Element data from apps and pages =
BEGIN

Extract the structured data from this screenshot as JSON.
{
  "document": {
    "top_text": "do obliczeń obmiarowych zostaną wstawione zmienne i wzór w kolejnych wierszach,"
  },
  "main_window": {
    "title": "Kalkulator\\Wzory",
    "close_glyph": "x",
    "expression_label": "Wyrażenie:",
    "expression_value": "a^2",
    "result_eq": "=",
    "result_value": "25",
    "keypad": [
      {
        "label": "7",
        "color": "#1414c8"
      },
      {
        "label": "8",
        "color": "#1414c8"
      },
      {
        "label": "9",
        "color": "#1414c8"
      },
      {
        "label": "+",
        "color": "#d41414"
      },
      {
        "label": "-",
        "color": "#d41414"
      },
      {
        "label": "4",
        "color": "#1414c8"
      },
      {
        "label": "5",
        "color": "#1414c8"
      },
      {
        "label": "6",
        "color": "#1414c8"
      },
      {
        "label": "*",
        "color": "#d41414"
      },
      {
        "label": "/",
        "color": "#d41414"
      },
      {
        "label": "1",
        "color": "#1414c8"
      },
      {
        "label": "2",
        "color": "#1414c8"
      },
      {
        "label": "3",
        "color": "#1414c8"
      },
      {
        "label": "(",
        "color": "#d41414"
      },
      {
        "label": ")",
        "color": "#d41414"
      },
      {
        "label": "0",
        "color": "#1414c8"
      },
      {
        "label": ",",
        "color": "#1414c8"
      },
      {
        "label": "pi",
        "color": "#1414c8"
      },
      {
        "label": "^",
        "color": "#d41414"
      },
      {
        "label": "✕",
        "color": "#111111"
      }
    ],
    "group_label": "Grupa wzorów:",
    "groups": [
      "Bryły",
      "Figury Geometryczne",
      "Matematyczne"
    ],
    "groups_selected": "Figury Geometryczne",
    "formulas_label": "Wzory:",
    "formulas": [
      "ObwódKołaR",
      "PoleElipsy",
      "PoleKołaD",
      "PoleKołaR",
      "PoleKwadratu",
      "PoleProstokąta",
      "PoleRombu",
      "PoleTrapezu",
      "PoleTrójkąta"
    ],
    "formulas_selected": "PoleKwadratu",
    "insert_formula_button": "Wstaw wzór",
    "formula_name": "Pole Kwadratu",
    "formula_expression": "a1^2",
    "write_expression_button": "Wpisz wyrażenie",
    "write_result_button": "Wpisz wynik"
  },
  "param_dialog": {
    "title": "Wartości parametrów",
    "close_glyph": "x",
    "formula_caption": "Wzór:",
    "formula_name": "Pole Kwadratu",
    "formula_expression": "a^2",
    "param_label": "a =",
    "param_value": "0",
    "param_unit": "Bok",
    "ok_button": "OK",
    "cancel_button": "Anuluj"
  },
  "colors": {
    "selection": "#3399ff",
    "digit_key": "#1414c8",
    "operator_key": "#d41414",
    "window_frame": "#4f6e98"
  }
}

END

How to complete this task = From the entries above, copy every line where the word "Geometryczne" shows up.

Result of the task =
      "Figury Geometryczne",
    "groups_selected": "Figury Geometryczne",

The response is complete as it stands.